To me, that was something special.
And yet, I have so many aspirations for this blog. All of which involve trips around this gorgeous isle. Even a trip home to see my favourite brewers is a hefty train fare and it’s disheartening to push aside ideas constantly. I feel there’s so much I’m missing out in London and around the country. I’m stuck behind the action on Twitter and missing out on the fantastic community of beer geeks in the UK that I can only dip my toe into (Metaphorically. If and when I eventually meet the lovely beer folk I talk to online I won’t try and insert my toe into them.)
In the end, I guess I’m lucky. I happen to work in an industry where I get to follow my passion. With new beers in every week I get to try some fantastic concoctions and spread the love with my customers.
But sometimes you just want to sit on the other side of the bar with good friends for the evening.
These are gorgeous. This guy, Trevor Carmick has been making GIFs of his favourite craft beer labels. This is why I appreciate good design on my beer. (I’m looking at you, Flying Dog)
Binge binge binge, more irritating that “twerk” “yolo” and slow people walking in front of you. More infuriating than when it rains and your washing’s still out, more irritating that that advert that always plays in your favourite show - you know the one - and more distressing than an attractive gas man coming to check your meter when you’re still in your pyjamas with your hair sticking out in an uncouth direction and you can’t even find the gas meter and it looks like you don’t know where anything is in your house (It’s been a long morning, okay?).
Back to binging.
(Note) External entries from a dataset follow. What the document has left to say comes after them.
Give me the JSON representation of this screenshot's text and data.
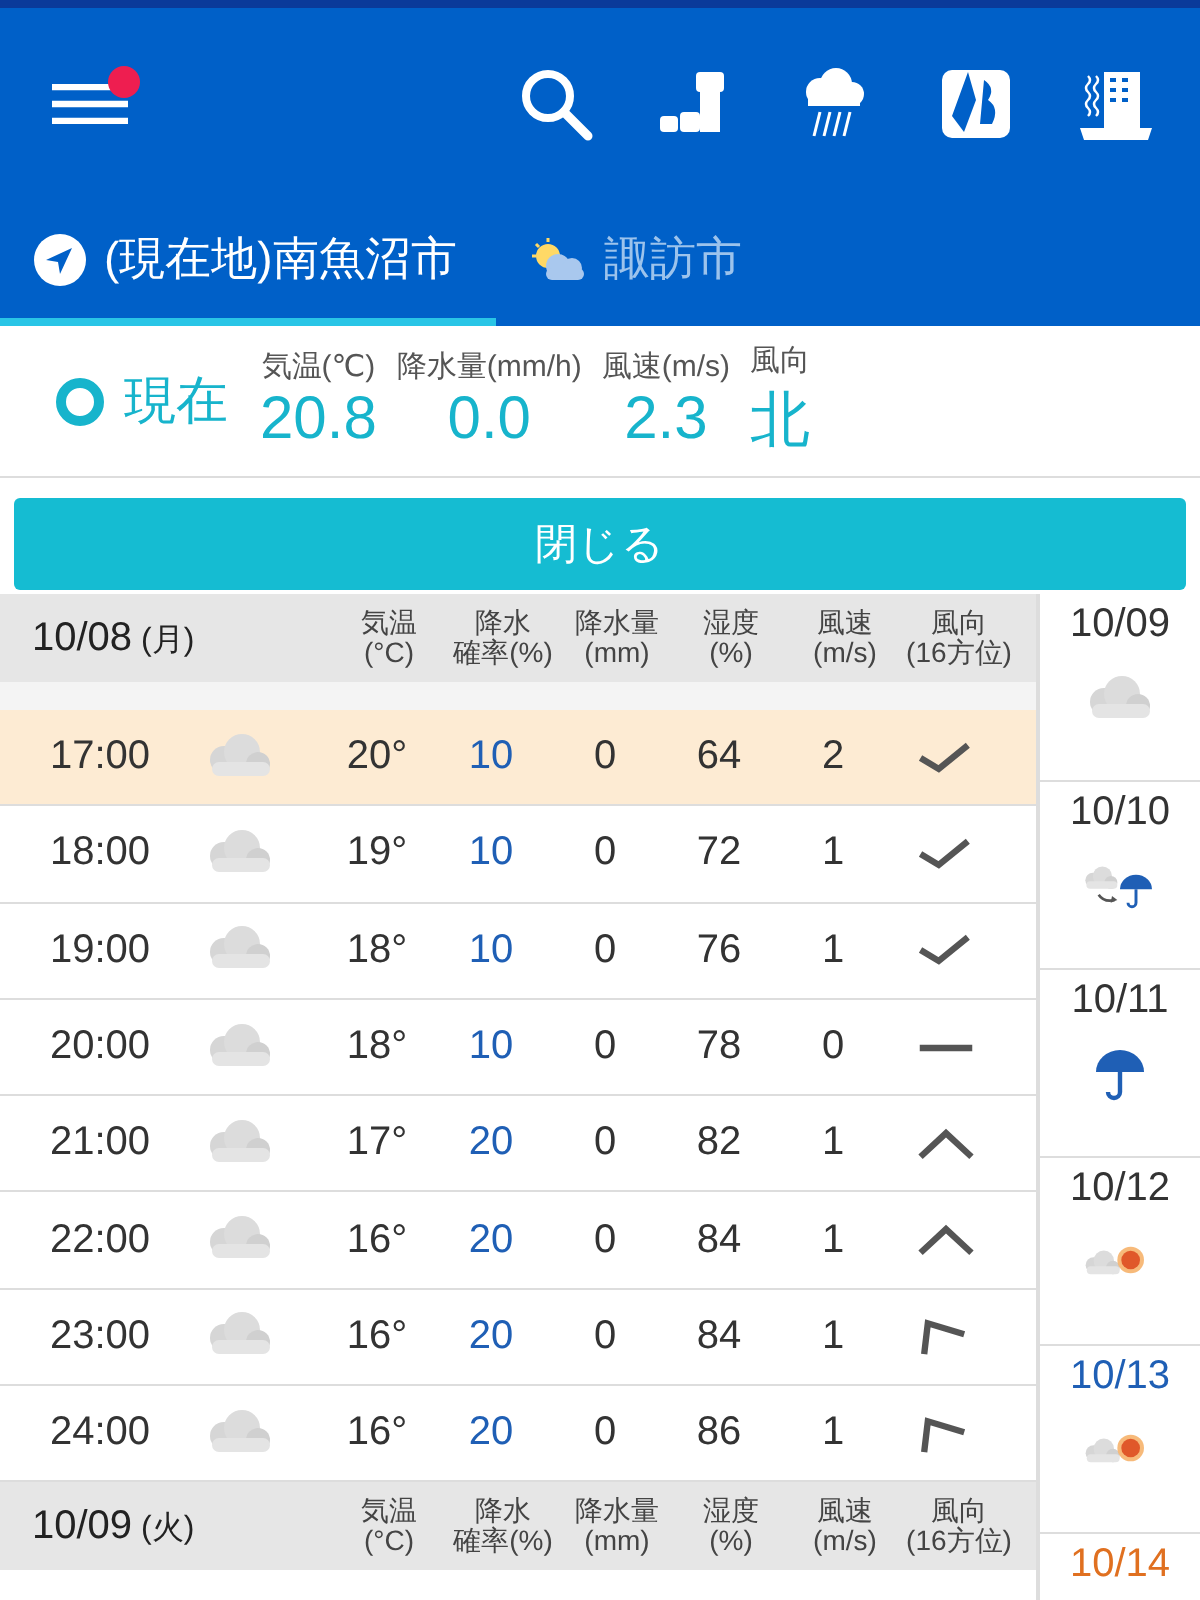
{
  "toolbar": {
    "menu_badge": true
  },
  "tabs": [
    {
      "label": "(現在地)南魚沼市",
      "kind": "location",
      "selected": true
    },
    {
      "label": "諏訪市",
      "kind": "weather",
      "selected": false
    }
  ],
  "current": {
    "label": "現在",
    "fields": [
      {
        "label": "気温(℃)",
        "value": "20.8"
      },
      {
        "label": "降水量(mm/h)",
        "value": "0.0"
      },
      {
        "label": "風速(m/s)",
        "value": "2.3"
      },
      {
        "label": "風向",
        "value": "北"
      }
    ]
  },
  "close_button": "閉じる",
  "days": [
    {
      "date": "10/08",
      "weekday": "(月)",
      "columns": [
        {
          "top": "気温",
          "bottom": "(°C)"
        },
        {
          "top": "降水",
          "bottom": "確率(%)"
        },
        {
          "top": "降水量",
          "bottom": "(mm)"
        },
        {
          "top": "湿度",
          "bottom": "(%)"
        },
        {
          "top": "風速",
          "bottom": "(m/s)"
        },
        {
          "top": "風向",
          "bottom": "(16方位)"
        }
      ],
      "rows": [
        {
          "time": "17:00",
          "temp": "20°",
          "pop": "10",
          "rain": "0",
          "humidity": "64",
          "wind_speed": "2",
          "kind": "check",
          "current": true
        },
        {
          "time": "18:00",
          "temp": "19°",
          "pop": "10",
          "rain": "0",
          "humidity": "72",
          "wind_speed": "1",
          "kind": "check",
          "current": false
        },
        {
          "time": "19:00",
          "temp": "18°",
          "pop": "10",
          "rain": "0",
          "humidity": "76",
          "wind_speed": "1",
          "kind": "check",
          "current": false
        },
        {
          "time": "20:00",
          "temp": "18°",
          "pop": "10",
          "rain": "0",
          "humidity": "78",
          "wind_speed": "0",
          "kind": "dash",
          "current": false
        },
        {
          "time": "21:00",
          "temp": "17°",
          "pop": "20",
          "rain": "0",
          "humidity": "82",
          "wind_speed": "1",
          "kind": "caret",
          "current": false
        },
        {
          "time": "22:00",
          "temp": "16°",
          "pop": "20",
          "rain": "0",
          "humidity": "84",
          "wind_speed": "1",
          "kind": "caret",
          "current": false
        },
        {
          "time": "23:00",
          "temp": "16°",
          "pop": "20",
          "rain": "0",
          "humidity": "84",
          "wind_speed": "1",
          "kind": "corner",
          "current": false
        },
        {
          "time": "24:00",
          "temp": "16°",
          "pop": "20",
          "rain": "0",
          "humidity": "86",
          "wind_speed": "1",
          "kind": "corner",
          "current": false
        }
      ]
    },
    {
      "date": "10/09",
      "weekday": "(火)",
      "columns": [
        {
          "top": "気温",
          "bottom": "(°C)"
        },
        {
          "top": "降水",
          "bottom": "確率(%)"
        },
        {
          "top": "降水量",
          "bottom": "(mm)"
        },
        {
          "top": "湿度",
          "bottom": "(%)"
        },
        {
          "top": "風速",
          "bottom": "(m/s)"
        },
        {
          "top": "風向",
          "bottom": "(16方位)"
        }
      ]
    }
  ],
  "week": [
    {
      "date": "10/09",
      "color": "#333333",
      "kind": "cloud"
    },
    {
      "date": "10/10",
      "color": "#333333",
      "kind": "cloud-to-rain"
    },
    {
      "date": "10/11",
      "color": "#333333",
      "kind": "rain"
    },
    {
      "date": "10/12",
      "color": "#333333",
      "kind": "cloud-sun"
    },
    {
      "date": "10/13",
      "color": "#1f5fb5",
      "kind": "cloud-sun"
    },
    {
      "date": "10/14",
      "color": "#e07020"
    }
  ]
}
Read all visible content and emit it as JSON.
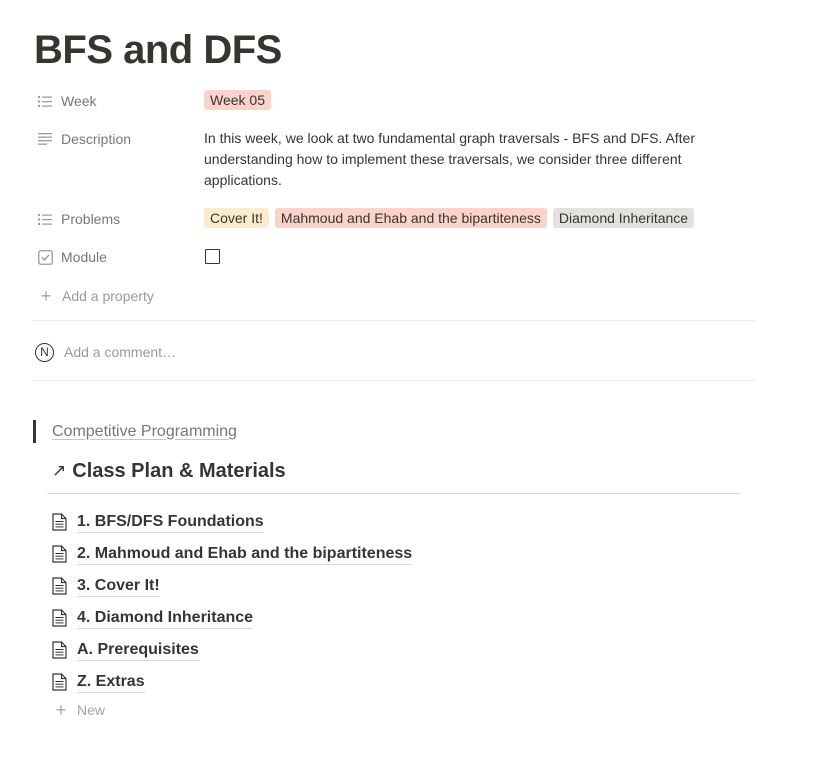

It largely meaningless, it’s used far too often by news agencies as a scientific term and, according to an armada of squiggly red lines on my computer, it’s not a real word.
This week my delightful (¬¬) local paper sent out this wonderful article.
Make sure to read the comments (no response from the Echo, of course). Nice one, Aaron.
This wonderfully skilled piece of journalism is illustrated, of course, with this TERRIFYING photo of a pint of real ale in the “binge” drinker’s favourite: the dimpled pint glass.
Have a scaremongering snippet:
Almost one in four adults in Lincoln are binge-drinkers, new figures show.
More than 150,000 people in Lincolnshire are hooked on booze or drugs, according to data in Lincolnshire’s Alcohol and Drugs Strategy.
And a total of 18.5 per cent of adults regularly binge drink across the county – while the figure for Lincoln is 24 per cent, four per cent higher than the regional average.
At no point in the article do they offer a definition of what “binge drinking” actually is. Drinking every day? A couple of drinks a week? Once a tramp bumped into me and I smelt Crème de Menthe on his breath?
After much waxing lyrical about the “misuse of alcohol” (I once cleaned a cut with cheap vodka… does that count as misuse?) the article quickly turns to the issue of legal highs and various other narcotics… a completely different kettle of drunken fish.
Yes, there could be a countrywide drink problem but this is not evidence of that. This is a local newspaper fishmongering… I mean, fearmongering… to get clicks.
"1 in 4 Lincolnshire residents drink at least 2 drinks each night" is a news story. "1 in 4 Lincolnshire residents drink an unknown amount that we don’t approve" isn’t.